Haley Sulich (haleysulich) | 7 comments When writing a query letter, try to trim it down to the basics (protagonist, what he/she want, what's standing in his/her way, what choice s/he must make (but don't reveal their decision), and the possible consequences of the two choices). In your query, I felt as if there were too many extra details that could be stripped from the letter to focus on the main points. These details made it hard to distinguish what the main conflict is because at first you mentioned it was the differences between father and son, and then there was a mention of speaking out against the father's religion, followed by a mention of a being tortured. Focus on the main conflict.

Also, try to eliminate as many "be" verbs as possible.


message 3: by Juan (new)

Juan Zapata | 66 comments Haley wrote: "When"

Thanks or the feedback. You're right, I didn't include the consequences of his possible failure.

As for the details, I'll see what I can do on cutting them down. Perhaps I'll leave the part out about the torture. I was just trying to make things sound juicy to develop interest.


message 4: by Haley (new)

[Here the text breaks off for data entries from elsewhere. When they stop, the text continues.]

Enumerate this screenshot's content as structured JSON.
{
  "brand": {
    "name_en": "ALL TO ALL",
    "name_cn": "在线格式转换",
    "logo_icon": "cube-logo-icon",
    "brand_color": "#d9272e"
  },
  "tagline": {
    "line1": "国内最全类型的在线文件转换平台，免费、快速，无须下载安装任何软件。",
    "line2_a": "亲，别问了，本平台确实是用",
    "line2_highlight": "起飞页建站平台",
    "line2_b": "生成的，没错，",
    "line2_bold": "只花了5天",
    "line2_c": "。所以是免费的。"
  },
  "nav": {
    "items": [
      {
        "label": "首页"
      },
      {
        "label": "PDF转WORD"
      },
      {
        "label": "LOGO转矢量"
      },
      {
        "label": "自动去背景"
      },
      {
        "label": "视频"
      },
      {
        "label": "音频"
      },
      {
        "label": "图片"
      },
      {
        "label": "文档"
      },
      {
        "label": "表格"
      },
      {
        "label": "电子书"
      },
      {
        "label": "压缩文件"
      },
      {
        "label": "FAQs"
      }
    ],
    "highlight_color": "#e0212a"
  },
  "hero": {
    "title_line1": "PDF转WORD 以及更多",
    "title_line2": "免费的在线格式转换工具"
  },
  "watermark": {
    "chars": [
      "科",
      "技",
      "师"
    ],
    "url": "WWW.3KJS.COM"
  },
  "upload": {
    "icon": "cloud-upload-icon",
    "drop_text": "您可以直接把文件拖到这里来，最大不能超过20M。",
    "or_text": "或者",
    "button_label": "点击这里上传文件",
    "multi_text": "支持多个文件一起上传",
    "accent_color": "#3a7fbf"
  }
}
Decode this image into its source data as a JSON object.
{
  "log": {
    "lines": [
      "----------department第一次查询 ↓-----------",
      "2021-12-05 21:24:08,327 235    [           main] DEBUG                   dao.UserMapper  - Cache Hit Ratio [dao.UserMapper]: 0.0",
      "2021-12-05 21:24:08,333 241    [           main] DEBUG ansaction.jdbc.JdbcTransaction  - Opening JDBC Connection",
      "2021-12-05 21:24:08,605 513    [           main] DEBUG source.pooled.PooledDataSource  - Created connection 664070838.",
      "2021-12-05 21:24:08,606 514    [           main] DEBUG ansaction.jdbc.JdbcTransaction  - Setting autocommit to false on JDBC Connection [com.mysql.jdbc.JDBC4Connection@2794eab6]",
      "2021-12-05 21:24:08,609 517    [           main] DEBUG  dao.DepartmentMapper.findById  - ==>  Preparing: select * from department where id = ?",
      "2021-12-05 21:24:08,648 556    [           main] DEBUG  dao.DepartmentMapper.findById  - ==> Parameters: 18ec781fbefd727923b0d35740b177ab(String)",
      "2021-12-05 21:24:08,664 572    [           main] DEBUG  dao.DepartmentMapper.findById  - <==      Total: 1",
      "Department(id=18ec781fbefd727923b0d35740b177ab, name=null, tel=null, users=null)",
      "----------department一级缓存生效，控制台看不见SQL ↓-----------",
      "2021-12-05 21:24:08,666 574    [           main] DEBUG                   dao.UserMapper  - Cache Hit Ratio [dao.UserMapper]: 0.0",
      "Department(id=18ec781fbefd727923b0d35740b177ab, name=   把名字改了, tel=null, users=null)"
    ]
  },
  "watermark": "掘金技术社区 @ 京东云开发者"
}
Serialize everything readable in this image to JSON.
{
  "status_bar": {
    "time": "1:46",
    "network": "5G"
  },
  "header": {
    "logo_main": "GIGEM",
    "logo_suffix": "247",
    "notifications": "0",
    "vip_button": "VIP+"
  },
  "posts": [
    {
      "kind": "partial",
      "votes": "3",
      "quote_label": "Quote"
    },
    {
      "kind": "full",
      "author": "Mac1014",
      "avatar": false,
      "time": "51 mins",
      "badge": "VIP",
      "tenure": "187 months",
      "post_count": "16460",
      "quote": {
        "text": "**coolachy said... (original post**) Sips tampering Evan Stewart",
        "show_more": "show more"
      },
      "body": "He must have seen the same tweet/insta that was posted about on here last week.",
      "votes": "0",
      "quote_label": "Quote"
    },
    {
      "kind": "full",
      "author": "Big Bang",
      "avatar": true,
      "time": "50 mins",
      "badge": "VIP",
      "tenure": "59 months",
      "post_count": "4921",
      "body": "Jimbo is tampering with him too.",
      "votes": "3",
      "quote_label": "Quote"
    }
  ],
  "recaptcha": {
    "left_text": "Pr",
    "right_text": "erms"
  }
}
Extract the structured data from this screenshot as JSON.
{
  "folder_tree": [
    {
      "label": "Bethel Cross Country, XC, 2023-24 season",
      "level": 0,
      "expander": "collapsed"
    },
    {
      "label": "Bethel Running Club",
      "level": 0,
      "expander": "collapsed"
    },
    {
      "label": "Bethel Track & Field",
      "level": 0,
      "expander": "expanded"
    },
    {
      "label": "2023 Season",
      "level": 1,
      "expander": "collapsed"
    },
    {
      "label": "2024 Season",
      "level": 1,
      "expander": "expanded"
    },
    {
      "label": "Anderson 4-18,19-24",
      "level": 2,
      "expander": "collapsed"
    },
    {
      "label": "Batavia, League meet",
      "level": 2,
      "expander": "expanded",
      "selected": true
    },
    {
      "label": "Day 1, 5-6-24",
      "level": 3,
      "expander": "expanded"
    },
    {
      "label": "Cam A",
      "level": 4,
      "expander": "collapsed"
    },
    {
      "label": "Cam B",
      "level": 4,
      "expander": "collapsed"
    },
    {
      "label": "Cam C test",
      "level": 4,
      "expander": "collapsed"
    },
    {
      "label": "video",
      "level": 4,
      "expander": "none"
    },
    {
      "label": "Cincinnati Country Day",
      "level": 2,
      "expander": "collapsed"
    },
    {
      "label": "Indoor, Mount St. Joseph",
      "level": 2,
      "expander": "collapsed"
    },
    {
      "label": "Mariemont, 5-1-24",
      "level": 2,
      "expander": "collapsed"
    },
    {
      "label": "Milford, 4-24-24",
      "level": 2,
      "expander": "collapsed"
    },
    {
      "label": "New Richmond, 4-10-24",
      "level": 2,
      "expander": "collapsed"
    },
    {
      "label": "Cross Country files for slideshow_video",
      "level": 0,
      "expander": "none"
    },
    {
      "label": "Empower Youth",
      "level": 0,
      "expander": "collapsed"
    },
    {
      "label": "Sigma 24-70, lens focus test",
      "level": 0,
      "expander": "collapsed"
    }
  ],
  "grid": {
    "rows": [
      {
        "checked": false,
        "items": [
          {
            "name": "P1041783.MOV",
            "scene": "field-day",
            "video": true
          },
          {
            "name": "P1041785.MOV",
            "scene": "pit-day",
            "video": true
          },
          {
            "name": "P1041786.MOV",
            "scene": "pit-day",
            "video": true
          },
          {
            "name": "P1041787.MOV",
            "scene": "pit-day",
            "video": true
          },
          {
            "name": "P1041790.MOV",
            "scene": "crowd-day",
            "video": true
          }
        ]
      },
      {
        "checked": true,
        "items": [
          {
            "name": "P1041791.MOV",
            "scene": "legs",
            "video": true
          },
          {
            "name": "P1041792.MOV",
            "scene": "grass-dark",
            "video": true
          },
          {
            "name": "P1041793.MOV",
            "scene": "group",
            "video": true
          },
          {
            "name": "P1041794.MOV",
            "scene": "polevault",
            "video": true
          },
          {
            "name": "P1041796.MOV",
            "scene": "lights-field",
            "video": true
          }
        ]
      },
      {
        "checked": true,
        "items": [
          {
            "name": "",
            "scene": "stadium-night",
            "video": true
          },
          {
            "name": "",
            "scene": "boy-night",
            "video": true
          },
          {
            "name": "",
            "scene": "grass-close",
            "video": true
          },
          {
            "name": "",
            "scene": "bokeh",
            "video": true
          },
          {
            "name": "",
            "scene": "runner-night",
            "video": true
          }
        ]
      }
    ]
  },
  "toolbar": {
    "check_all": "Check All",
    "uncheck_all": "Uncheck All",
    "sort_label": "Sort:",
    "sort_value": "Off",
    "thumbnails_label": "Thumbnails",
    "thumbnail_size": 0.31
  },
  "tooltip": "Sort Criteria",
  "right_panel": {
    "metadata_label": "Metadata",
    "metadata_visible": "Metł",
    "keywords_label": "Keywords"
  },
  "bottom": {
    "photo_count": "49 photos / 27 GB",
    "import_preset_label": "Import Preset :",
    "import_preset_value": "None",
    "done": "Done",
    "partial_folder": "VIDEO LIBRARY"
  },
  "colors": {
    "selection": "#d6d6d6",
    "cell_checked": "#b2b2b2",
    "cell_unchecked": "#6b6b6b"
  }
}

Haley Sulich (haleysulich) | 7 comments When I wrote a query for my last projects (well, I wrote more like 3 of them to send out and test), the first two had too many extra details and didn't clearly identify the main conflict. Those queries didn't get too far. My third one was a stripped down version and was only 2 short paragraphs, and that one got an agent's attention because I finally ripped out the unnecessary details (unwillingly, of course) and stuck with the basics.


message 5: by Juan (last edited Jul 02, 2016 04:52PM) (new)

Juan Zapata | 66 comments Gibber wrote: "Have you tried posting in the agentqueryconnect(dot)com forum? Query critique is their main subject (I'm on there a lot)."

I haven't, but I paid on Fiverr for two people specializing in query letters to help me go through it. One used to be a literary associate. I think I got mine down packed now. I cut down on my summary like Haley suggested and removed the political aspect of the query letter.


back to top